In the EU the buildings accounts for 40% of energy consumption, offering room for improvement. In this context the EC has passed the Energy Performance Building Directive (EPBD), which main aim is to give energy transparency to real estate transactions by means of EPC. This policy indirectly tries to incentive the production of efficient buildings and rehabilitations: it departs from the idea that tenants and buyers are willing to pay a market premium for efficient buildings.

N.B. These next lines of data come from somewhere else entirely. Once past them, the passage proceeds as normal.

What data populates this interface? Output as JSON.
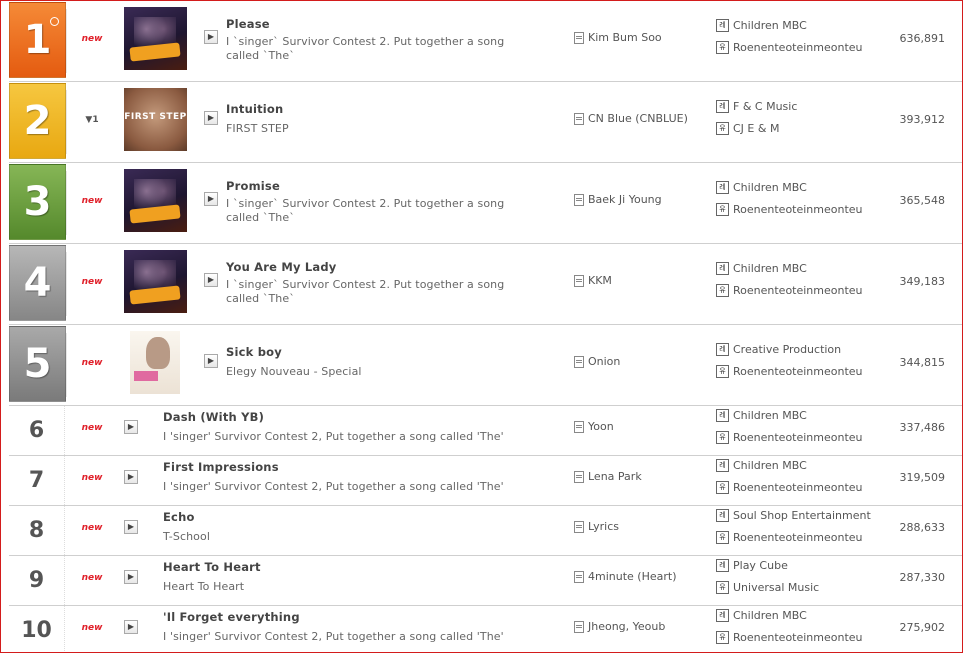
{
  "rows": [
    {
      "rank": "1",
      "change": "new",
      "title": "Please",
      "sub": "I `singer` Survivor Contest 2. Put together a song called `The`",
      "artist": "Kim Bum Soo",
      "label1": "Children MBC",
      "label2": "Roenenteoteinmeonteu",
      "count": "636,891",
      "color": "#ef6b1a"
    },
    {
      "rank": "2",
      "change": "▼1",
      "title": "Intuition",
      "sub": "FIRST STEP",
      "artist": "CN Blue (CNBLUE)",
      "label1": "F & C Music",
      "label2": "CJ E & M",
      "count": "393,912",
      "color": "#f1b21c"
    },
    {
      "rank": "3",
      "change": "new",
      "title": "Promise",
      "sub": "I `singer` Survivor Contest 2. Put together a song called `The`",
      "artist": "Baek Ji Young",
      "label1": "Children MBC",
      "label2": "Roenenteoteinmeonteu",
      "count": "365,548",
      "color": "#6aa23a"
    },
    {
      "rank": "4",
      "change": "new",
      "title": "You Are My Lady",
      "sub": "I `singer` Survivor Contest 2. Put together a song called `The`",
      "artist": "KKM",
      "label1": "Children MBC",
      "label2": "Roenenteoteinmeonteu",
      "count": "349,183",
      "color": "#9a9a9a"
    },
    {
      "rank": "5",
      "change": "new",
      "title": "Sick boy",
      "sub": "Elegy Nouveau - Special",
      "artist": "Onion",
      "label1": "Creative Production",
      "label2": "Roenenteoteinmeonteu",
      "count": "344,815",
      "color": "#8e8e8e"
    },
    {
      "rank": "6",
      "change": "new",
      "title": "Dash (With YB)",
      "sub": "I 'singer' Survivor Contest 2, Put together a song called 'The'",
      "artist": "Yoon",
      "label1": "Children MBC",
      "label2": "Roenenteoteinmeonteu",
      "count": "337,486"
    },
    {
      "rank": "7",
      "change": "new",
      "title": "First Impressions",
      "sub": "I 'singer' Survivor Contest 2, Put together a song called 'The'",
      "artist": "Lena Park",
      "label1": "Children MBC",
      "label2": "Roenenteoteinmeonteu",
      "count": "319,509"
    },
    {
      "rank": "8",
      "change": "new",
      "title": "Echo",
      "sub": "T-School",
      "artist": "Lyrics",
      "label1": "Soul Shop Entertainment",
      "label2": "Roenenteoteinmeonteu",
      "count": "288,633"
    },
    {
      "rank": "9",
      "change": "new",
      "title": "Heart To Heart",
      "sub": "Heart To Heart",
      "artist": "4minute (Heart)",
      "label1": "Play Cube",
      "label2": "Universal Music",
      "count": "287,330"
    },
    {
      "rank": "10",
      "change": "new",
      "title": "'Il Forget everything",
      "sub": "I 'singer' Survivor Contest 2, Put together a song called 'The'",
      "artist": "Jheong, Yeoub",
      "label1": "Children MBC",
      "label2": "Roenenteoteinmeonteu",
      "count": "275,902"
    }
  ],
  "thumbs": {
    "survivor": {
      "bg": "#2a1f3d",
      "accent": "#f0a020"
    },
    "firststep": {
      "text": "FIRST STEP",
      "bg": "#9b6b4f"
    },
    "onion": {
      "bg": "#f3ede5",
      "accent": "#e06aa0"
    }
  },
  "labels_icon_1": "레",
  "labels_icon_2": "유"
}
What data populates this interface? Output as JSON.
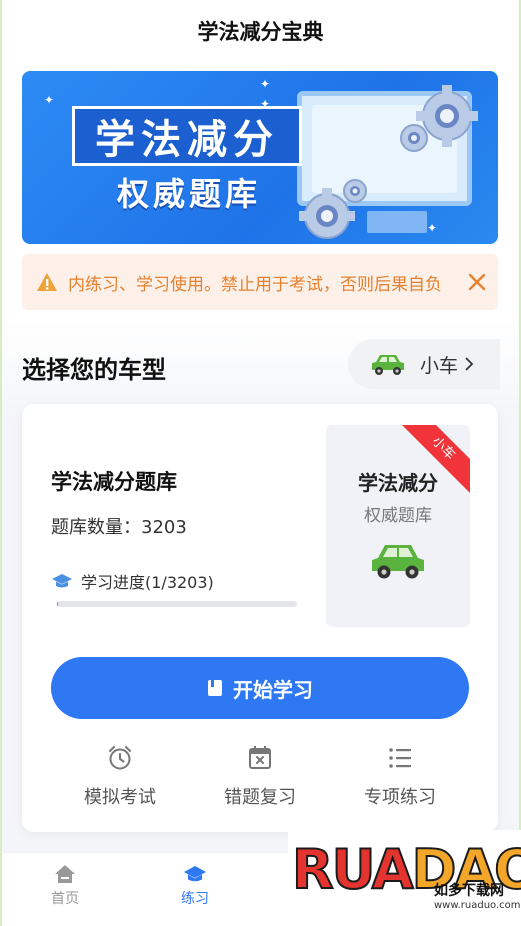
{
  "app": {
    "title": "学法减分宝典"
  },
  "banner": {
    "line1": "学法减分",
    "line2": "权威题库"
  },
  "notice": {
    "text": "内练习、学习使用。禁止用于考试，否则后果自负",
    "color": "#e5812f",
    "icons": [
      "warning-icon",
      "close-icon"
    ]
  },
  "vehicle_select": {
    "title": "选择您的车型",
    "current": "小车",
    "icon": "car-icon"
  },
  "question_bank": {
    "name": "学法减分题库",
    "count_label": "题库数量：3203",
    "progress_label": "学习进度(1/3203)",
    "progress_fraction": 0.0003,
    "thumb_title": "学法减分",
    "thumb_subtitle": "权威题库",
    "ribbon": "小车"
  },
  "start_button": {
    "label": "开始学习",
    "color": "#2e78f3"
  },
  "actions": [
    {
      "label": "模拟考试",
      "icon": "alarm-clock-icon"
    },
    {
      "label": "错题复习",
      "icon": "calendar-x-icon"
    },
    {
      "label": "专项练习",
      "icon": "list-icon"
    }
  ],
  "tabs": [
    {
      "label": "首页",
      "icon": "home-icon",
      "active": false
    },
    {
      "label": "练习",
      "icon": "graduation-cap-icon",
      "active": true
    }
  ],
  "watermark": {
    "logo": "RUANDAO",
    "name": "如多下载网",
    "url": "www.ruaduo.com"
  }
}
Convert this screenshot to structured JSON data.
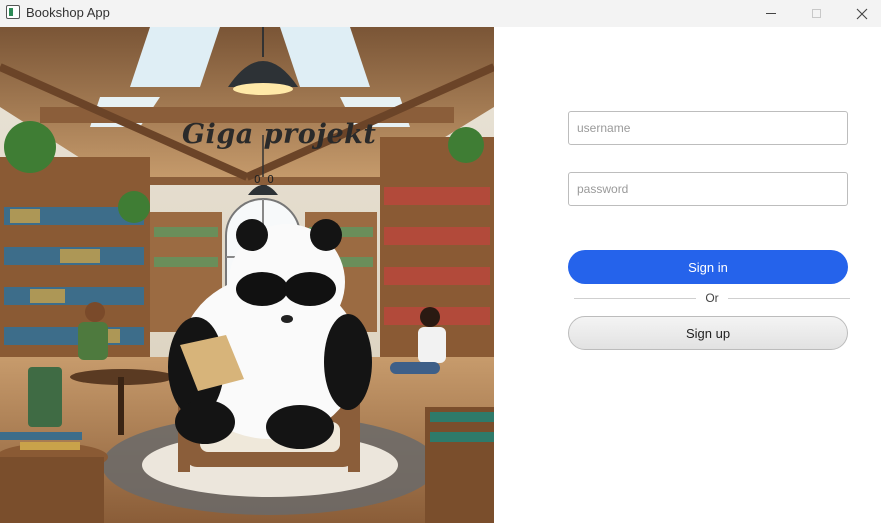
{
  "window": {
    "title": "Bookshop App",
    "controls": [
      "minimize-icon",
      "maximize-icon",
      "close-icon"
    ]
  },
  "illustration": {
    "headline": "Giga projekt",
    "ring_text": "O_O"
  },
  "login": {
    "username_placeholder": "username",
    "password_placeholder": "password",
    "signin_label": "Sign in",
    "divider_label": "Or",
    "signup_label": "Sign up"
  },
  "colors": {
    "primary": "#2563eb",
    "secondary_button": "#e8e8e8",
    "titlebar": "#f3f3f3"
  }
}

Although across Europe a number of studies have proven the positive impact of EPC on residential prices, in Spain such studies are scarce due the late transposition of EPBD. In this paper, using a hedonic approach, we analyse the impact of EPC on multifamily dwellings’ prices in Metropolitan Barcelona due its mild weather makes an excellent case study where to observe energy efficiency impacts on real estate prices. The results suggest that the asking price premium for “A” labelled apartment is 9.6% and 3.9% for a “D” in relation to the worse grade “G”. Nevertheless, such impact seems to differ across market segments. In the segment of recently built apartments the energetic label does not play any role in the prices, since apartments do have other architectonic attributes. On the contrary, in the segment of poor quality, with few facilities, the energetic label has a paramount importance on prices. This latter finding has important implications for policy making, since EPC has a deep impact on poor owned dwellings, precisely in the socioeconomic strata where energetic rehabilitation is not a priority. Thus, a good environmental policy may imply unexpected negative social consequences.
CitationMarmolejo, C. Does energy performance certification evenly increase residential values?. A: International Conference on Passive and Low Energy Architecture. "PLEA International Conference, Design to Thrive, Edinburgh, 2th-5th July 2017". London: Network for Comfort and Energy Use in Buildings, 2017, p. 2602-2609.